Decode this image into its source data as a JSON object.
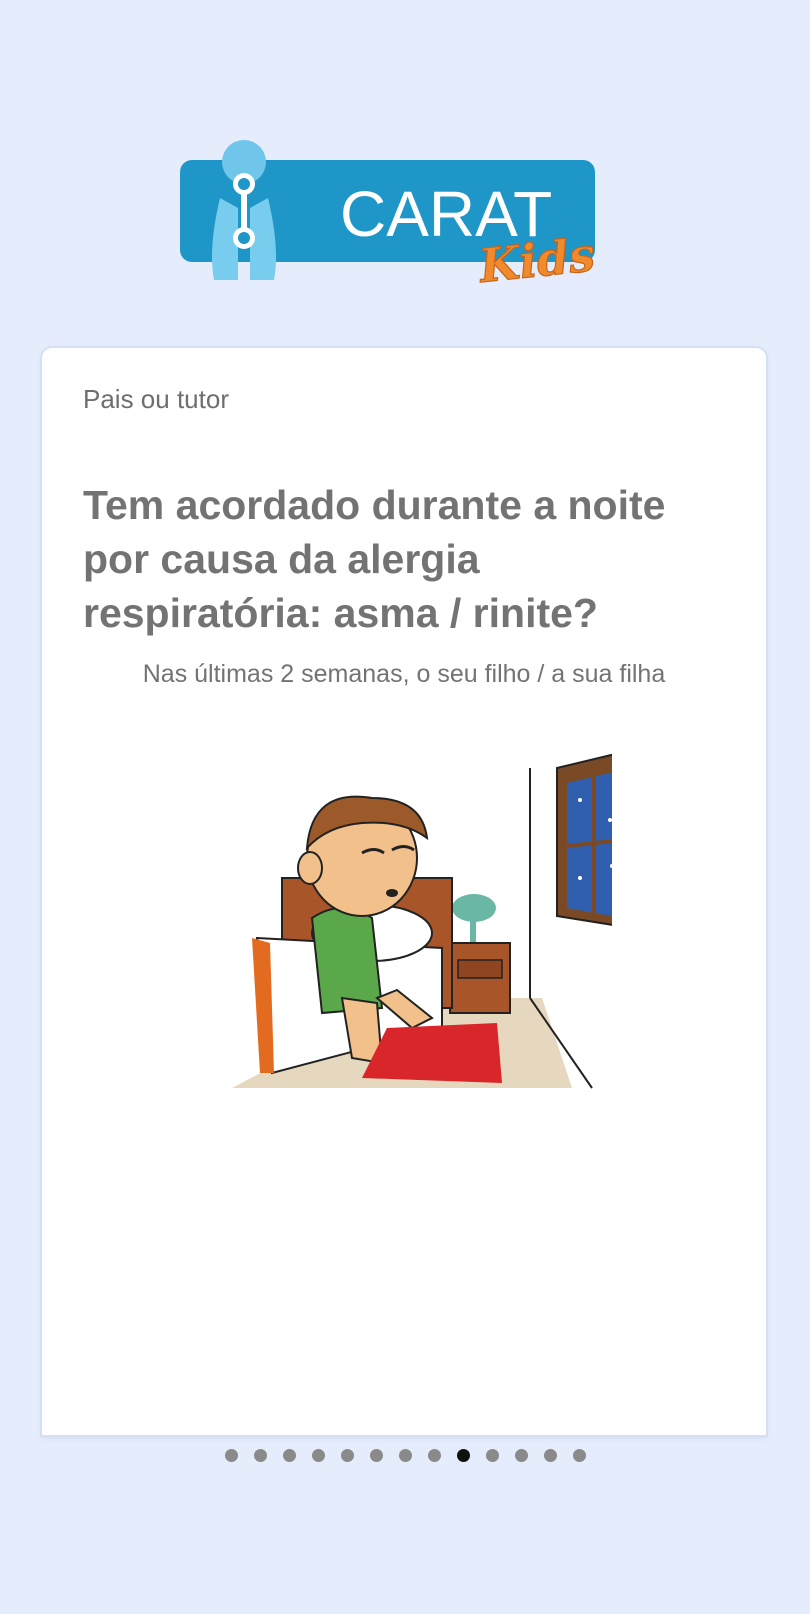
{
  "app": {
    "logo_text": "CARAT",
    "logo_subtext": "Kids",
    "brand_color": "#1e96c8",
    "accent_color": "#f08a2c"
  },
  "card": {
    "respondent": "Pais ou tutor",
    "question": "Tem acordado durante a noite por causa da alergia respiratória: asma / rinite?",
    "subtitle": "Nas últimas 2 semanas, o seu filho / a sua filha",
    "illustration": "boy-awake-in-bed-at-night"
  },
  "pager": {
    "total_pages": 13,
    "current_page": 9
  }
}
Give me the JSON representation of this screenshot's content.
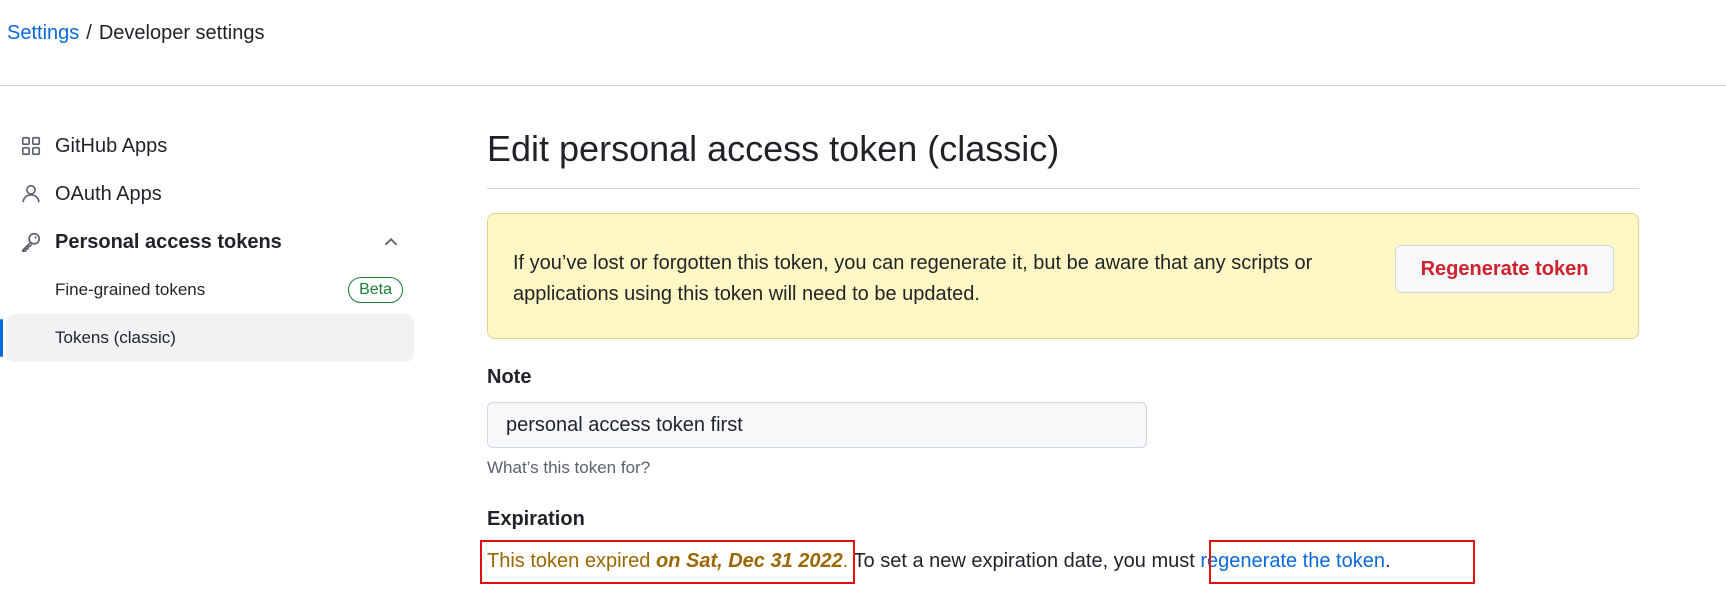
{
  "breadcrumb": {
    "root": "Settings",
    "separator": "/",
    "current": "Developer settings"
  },
  "sidebar": {
    "items": [
      {
        "label": "GitHub Apps",
        "icon": "apps-grid-icon"
      },
      {
        "label": "OAuth Apps",
        "icon": "person-icon"
      },
      {
        "label": "Personal access tokens",
        "icon": "key-icon",
        "expanded": true
      }
    ],
    "sub_items": [
      {
        "label": "Fine-grained tokens",
        "badge": "Beta"
      },
      {
        "label": "Tokens (classic)",
        "active": true
      }
    ]
  },
  "main": {
    "title": "Edit personal access token (classic)",
    "flash": {
      "message": "If you’ve lost or forgotten this token, you can regenerate it, but be aware that any scripts or applications using this token will need to be updated.",
      "button_label": "Regenerate token"
    },
    "note": {
      "label": "Note",
      "value": "personal access token first",
      "hint": "What’s this token for?"
    },
    "expiration": {
      "label": "Expiration",
      "warn_prefix": "This token expired ",
      "date": "on Sat, Dec 31 2022",
      "period": ".",
      "middle": " To set a new expiration date, you must ",
      "link": "regenerate the token",
      "suffix": "."
    }
  },
  "colors": {
    "link": "#0969da",
    "danger": "#cf222e",
    "success": "#1a7f37",
    "attention": "#9a6700",
    "flash_bg": "#fff8c5",
    "highlight_box": "#e01010"
  }
}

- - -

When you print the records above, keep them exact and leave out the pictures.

Decode this image into its source data as a JSON object.
{
  "app": {
    "logo_text": "CARAT",
    "logo_subtext": "Kids",
    "brand_color": "#1e96c8",
    "accent_color": "#f08a2c"
  },
  "card": {
    "respondent": "Pais ou tutor",
    "question": "Tem acordado durante a noite por causa da alergia respiratória: asma / rinite?",
    "subtitle": "Nas últimas 2 semanas, o seu filho / a sua filha",
    "illustration": "boy-awake-in-bed-at-night"
  },
  "pager": {
    "total_pages": 13,
    "current_page": 9
  }
}
Give me the JSON representation of this screenshot's content.
{
  "breadcrumb": {
    "root": "Settings",
    "separator": "/",
    "current": "Developer settings"
  },
  "sidebar": {
    "items": [
      {
        "label": "GitHub Apps",
        "icon": "apps-grid-icon"
      },
      {
        "label": "OAuth Apps",
        "icon": "person-icon"
      },
      {
        "label": "Personal access tokens",
        "icon": "key-icon",
        "expanded": true
      }
    ],
    "sub_items": [
      {
        "label": "Fine-grained tokens",
        "badge": "Beta"
      },
      {
        "label": "Tokens (classic)",
        "active": true
      }
    ]
  },
  "main": {
    "title": "Edit personal access token (classic)",
    "flash": {
      "message": "If you’ve lost or forgotten this token, you can regenerate it, but be aware that any scripts or applications using this token will need to be updated.",
      "button_label": "Regenerate token"
    },
    "note": {
      "label": "Note",
      "value": "personal access token first",
      "hint": "What’s this token for?"
    },
    "expiration": {
      "label": "Expiration",
      "warn_prefix": "This token expired ",
      "date": "on Sat, Dec 31 2022",
      "period": ".",
      "middle": " To set a new expiration date, you must ",
      "link": "regenerate the token",
      "suffix": "."
    }
  },
  "colors": {
    "link": "#0969da",
    "danger": "#cf222e",
    "success": "#1a7f37",
    "attention": "#9a6700",
    "flash_bg": "#fff8c5",
    "highlight_box": "#e01010"
  }
}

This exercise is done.